======== THE DATA

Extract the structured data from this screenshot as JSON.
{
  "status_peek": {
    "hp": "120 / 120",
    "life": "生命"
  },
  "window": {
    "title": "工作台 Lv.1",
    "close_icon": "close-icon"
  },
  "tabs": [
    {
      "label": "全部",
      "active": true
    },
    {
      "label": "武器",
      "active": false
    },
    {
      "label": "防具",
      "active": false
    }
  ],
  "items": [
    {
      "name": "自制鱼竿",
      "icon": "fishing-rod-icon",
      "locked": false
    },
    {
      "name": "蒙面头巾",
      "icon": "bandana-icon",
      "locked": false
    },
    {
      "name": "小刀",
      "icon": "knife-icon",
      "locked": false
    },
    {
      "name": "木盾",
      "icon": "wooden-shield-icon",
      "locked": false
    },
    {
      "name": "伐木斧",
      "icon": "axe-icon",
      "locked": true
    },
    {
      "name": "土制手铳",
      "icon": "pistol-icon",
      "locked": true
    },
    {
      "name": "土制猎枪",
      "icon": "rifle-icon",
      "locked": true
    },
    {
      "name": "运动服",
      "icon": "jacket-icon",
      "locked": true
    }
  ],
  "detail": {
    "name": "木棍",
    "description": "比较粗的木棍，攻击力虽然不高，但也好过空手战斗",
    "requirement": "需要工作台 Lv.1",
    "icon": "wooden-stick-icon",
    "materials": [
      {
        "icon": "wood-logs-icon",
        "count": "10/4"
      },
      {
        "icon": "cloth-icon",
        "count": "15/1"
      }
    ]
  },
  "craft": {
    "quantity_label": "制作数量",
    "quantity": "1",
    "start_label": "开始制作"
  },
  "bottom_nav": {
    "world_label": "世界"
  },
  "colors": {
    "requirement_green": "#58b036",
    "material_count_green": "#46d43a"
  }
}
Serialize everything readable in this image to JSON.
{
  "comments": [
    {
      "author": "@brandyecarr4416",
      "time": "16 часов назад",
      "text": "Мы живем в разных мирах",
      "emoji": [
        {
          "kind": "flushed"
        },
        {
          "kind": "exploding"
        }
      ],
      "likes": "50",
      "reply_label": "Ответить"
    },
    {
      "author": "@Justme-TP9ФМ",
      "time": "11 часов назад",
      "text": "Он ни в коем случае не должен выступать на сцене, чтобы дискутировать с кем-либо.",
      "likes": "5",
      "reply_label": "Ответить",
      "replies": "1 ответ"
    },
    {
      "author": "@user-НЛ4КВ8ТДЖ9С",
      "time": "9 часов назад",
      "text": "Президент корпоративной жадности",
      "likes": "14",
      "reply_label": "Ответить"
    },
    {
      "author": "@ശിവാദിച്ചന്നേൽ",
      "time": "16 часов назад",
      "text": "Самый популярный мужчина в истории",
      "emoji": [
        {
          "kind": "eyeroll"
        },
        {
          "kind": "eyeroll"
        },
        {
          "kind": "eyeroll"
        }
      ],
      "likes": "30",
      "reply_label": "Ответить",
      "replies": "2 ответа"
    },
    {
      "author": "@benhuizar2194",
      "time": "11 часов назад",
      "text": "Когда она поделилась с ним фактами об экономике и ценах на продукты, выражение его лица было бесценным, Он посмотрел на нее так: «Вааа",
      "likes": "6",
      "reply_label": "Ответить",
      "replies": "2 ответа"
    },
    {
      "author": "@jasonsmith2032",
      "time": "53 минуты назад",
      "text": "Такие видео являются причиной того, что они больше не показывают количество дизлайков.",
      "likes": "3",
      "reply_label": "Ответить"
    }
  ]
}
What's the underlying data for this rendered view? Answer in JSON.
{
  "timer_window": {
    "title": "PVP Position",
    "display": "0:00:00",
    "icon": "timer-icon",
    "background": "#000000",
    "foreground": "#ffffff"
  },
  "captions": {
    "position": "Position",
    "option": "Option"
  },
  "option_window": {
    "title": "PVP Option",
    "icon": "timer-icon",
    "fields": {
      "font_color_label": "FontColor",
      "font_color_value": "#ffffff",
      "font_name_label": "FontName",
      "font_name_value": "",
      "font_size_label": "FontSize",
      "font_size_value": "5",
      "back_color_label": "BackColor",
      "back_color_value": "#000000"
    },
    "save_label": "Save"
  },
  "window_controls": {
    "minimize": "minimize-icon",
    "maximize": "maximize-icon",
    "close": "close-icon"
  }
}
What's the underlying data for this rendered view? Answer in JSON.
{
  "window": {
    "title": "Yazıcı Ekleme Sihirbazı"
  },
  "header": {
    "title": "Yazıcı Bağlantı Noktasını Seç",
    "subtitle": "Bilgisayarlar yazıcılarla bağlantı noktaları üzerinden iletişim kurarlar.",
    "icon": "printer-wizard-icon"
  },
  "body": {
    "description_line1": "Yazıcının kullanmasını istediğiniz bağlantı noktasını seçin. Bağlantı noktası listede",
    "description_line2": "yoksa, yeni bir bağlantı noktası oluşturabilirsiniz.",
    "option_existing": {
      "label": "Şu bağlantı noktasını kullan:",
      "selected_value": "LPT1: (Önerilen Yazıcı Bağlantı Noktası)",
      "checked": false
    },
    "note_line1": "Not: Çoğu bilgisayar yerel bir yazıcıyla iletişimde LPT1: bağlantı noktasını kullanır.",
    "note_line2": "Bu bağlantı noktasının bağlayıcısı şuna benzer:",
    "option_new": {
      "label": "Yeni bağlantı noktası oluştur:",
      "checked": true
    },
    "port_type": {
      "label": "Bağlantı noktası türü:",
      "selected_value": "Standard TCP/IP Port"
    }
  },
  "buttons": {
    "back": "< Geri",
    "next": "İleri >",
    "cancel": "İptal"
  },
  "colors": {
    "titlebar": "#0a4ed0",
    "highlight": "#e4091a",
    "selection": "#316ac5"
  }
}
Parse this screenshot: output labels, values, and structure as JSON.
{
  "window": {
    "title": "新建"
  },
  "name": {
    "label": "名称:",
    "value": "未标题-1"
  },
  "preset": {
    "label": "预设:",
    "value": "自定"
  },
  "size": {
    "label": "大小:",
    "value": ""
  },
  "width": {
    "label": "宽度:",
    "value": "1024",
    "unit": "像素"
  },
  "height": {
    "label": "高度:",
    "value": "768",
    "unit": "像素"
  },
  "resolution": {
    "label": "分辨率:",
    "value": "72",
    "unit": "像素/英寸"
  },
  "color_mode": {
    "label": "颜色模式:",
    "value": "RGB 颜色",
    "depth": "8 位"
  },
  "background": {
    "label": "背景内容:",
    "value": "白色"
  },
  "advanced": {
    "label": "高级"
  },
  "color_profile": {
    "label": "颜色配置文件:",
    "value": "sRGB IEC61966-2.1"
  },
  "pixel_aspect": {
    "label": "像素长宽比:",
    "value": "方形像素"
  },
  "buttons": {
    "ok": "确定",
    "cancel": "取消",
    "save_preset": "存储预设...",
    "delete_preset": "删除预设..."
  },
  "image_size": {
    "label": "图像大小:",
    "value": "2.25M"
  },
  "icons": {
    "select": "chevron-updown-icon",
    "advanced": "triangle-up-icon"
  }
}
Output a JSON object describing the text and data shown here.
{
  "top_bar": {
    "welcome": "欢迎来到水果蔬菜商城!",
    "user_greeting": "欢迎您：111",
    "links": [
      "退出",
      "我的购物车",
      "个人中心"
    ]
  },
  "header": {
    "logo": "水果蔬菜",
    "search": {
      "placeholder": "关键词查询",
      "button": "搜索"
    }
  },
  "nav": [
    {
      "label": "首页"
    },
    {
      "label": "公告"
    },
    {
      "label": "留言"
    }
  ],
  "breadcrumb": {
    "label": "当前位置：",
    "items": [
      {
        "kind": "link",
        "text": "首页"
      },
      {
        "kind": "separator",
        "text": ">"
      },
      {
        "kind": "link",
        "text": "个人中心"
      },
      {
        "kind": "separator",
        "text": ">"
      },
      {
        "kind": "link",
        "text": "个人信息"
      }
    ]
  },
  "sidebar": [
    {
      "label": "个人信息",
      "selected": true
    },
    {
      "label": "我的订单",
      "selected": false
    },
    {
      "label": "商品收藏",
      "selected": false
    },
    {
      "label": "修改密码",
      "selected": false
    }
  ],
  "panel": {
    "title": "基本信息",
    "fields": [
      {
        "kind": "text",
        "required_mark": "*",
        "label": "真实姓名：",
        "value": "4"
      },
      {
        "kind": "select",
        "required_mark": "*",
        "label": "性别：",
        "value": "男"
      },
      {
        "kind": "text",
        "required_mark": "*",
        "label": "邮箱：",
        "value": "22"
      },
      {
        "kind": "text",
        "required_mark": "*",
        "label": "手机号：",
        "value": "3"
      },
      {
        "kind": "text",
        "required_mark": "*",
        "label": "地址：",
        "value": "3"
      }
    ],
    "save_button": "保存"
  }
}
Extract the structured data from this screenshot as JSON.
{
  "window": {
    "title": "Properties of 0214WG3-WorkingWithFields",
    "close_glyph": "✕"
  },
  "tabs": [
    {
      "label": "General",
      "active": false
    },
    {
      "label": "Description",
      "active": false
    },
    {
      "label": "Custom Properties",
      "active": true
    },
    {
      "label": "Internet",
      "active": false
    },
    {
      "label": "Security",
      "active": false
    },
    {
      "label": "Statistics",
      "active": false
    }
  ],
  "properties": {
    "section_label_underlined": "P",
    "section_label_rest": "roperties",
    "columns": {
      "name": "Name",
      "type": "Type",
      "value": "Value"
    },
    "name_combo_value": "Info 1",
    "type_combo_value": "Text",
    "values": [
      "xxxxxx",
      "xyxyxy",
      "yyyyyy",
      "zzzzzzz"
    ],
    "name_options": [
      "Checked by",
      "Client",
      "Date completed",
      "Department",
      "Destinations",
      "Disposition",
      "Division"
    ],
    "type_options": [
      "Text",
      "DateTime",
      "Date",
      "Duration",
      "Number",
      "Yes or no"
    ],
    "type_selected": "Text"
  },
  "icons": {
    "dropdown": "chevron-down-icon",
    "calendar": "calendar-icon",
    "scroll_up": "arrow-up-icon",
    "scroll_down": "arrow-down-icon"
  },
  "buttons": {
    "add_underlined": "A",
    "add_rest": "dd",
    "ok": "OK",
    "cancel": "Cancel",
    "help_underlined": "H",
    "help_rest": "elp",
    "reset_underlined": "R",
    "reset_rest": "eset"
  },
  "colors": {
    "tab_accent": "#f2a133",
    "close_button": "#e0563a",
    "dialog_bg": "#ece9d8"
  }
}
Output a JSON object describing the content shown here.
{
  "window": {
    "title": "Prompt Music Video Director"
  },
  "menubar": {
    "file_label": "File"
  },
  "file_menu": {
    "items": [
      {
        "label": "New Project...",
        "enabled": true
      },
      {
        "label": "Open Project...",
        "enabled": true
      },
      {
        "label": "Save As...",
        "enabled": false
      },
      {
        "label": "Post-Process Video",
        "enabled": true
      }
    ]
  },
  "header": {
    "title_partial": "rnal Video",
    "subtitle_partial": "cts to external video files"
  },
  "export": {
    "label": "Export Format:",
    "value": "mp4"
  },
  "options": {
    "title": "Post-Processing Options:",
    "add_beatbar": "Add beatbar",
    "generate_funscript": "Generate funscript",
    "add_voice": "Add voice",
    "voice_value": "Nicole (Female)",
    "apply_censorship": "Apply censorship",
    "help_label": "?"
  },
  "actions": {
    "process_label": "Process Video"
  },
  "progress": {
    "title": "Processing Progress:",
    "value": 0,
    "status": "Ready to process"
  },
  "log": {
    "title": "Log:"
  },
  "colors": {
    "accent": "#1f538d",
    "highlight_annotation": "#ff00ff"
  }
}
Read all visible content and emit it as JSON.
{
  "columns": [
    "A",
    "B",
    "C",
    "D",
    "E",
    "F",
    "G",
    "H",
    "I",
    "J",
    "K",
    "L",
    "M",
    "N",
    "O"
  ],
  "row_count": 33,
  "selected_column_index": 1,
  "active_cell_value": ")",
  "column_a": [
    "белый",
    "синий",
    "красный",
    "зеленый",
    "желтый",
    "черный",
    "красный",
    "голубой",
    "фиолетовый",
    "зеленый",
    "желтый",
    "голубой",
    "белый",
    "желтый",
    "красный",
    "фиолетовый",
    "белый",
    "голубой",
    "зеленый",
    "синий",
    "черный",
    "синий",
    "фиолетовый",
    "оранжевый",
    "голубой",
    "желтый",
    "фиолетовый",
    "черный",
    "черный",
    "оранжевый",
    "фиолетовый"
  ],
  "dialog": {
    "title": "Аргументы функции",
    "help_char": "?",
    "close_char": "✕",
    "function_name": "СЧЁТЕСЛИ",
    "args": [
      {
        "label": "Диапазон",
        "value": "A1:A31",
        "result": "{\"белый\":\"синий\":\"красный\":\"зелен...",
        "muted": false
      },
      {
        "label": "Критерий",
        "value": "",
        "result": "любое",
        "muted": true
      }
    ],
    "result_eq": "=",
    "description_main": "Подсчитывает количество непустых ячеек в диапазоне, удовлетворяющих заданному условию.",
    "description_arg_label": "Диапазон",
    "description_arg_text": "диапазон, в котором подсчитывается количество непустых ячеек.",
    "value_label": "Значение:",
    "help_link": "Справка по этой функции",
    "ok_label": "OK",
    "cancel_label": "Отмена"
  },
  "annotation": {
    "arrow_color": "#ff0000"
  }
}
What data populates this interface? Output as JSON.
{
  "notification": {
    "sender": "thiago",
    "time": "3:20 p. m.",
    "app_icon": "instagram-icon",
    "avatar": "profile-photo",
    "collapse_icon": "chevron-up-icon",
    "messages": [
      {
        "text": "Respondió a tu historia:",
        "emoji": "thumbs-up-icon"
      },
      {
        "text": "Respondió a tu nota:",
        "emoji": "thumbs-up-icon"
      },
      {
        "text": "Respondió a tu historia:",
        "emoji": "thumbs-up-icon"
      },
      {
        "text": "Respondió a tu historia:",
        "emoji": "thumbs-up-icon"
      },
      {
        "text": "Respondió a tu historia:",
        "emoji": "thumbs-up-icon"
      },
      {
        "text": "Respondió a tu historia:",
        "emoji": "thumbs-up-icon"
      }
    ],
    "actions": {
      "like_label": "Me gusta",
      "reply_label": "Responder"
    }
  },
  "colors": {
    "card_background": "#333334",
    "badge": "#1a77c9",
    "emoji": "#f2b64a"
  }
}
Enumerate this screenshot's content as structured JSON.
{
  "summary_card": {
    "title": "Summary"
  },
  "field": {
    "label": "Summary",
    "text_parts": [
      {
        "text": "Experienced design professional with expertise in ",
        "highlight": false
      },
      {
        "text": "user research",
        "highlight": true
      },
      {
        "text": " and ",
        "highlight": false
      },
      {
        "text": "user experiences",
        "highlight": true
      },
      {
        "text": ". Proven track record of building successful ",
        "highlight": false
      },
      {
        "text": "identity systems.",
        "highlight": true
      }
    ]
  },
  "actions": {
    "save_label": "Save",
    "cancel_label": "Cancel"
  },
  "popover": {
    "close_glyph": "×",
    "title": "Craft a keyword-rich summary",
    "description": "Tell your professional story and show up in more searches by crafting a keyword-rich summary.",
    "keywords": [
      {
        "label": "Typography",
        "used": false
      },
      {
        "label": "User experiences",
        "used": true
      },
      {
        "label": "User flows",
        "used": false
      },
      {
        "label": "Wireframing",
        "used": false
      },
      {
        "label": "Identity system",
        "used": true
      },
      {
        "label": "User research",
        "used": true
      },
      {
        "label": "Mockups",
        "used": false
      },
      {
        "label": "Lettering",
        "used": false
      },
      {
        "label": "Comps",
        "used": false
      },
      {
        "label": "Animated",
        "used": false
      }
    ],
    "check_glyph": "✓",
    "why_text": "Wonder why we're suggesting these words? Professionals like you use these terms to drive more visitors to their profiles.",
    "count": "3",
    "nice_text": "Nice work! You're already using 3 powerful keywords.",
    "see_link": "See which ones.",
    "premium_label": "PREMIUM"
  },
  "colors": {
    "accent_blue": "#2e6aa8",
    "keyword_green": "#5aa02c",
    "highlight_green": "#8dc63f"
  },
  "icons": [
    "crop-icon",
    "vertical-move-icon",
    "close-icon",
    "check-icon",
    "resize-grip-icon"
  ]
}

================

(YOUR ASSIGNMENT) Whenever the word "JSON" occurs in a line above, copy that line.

(REPLY)
Extract the structured data from this screenshot as JSON.
Serialize everything readable in this image to JSON.
What's the underlying data for this rendered view? Answer in JSON.
What's the underlying data for this rendered view? Answer in JSON.
Parse this screenshot: output labels, values, and structure as JSON.
Output a JSON object describing the text and data shown here.
Extract the structured data from this screenshot as JSON.
Output a JSON object describing the content shown here.
Read all visible content and emit it as JSON.
What data populates this interface? Output as JSON.
Enumerate this screenshot's content as structured JSON.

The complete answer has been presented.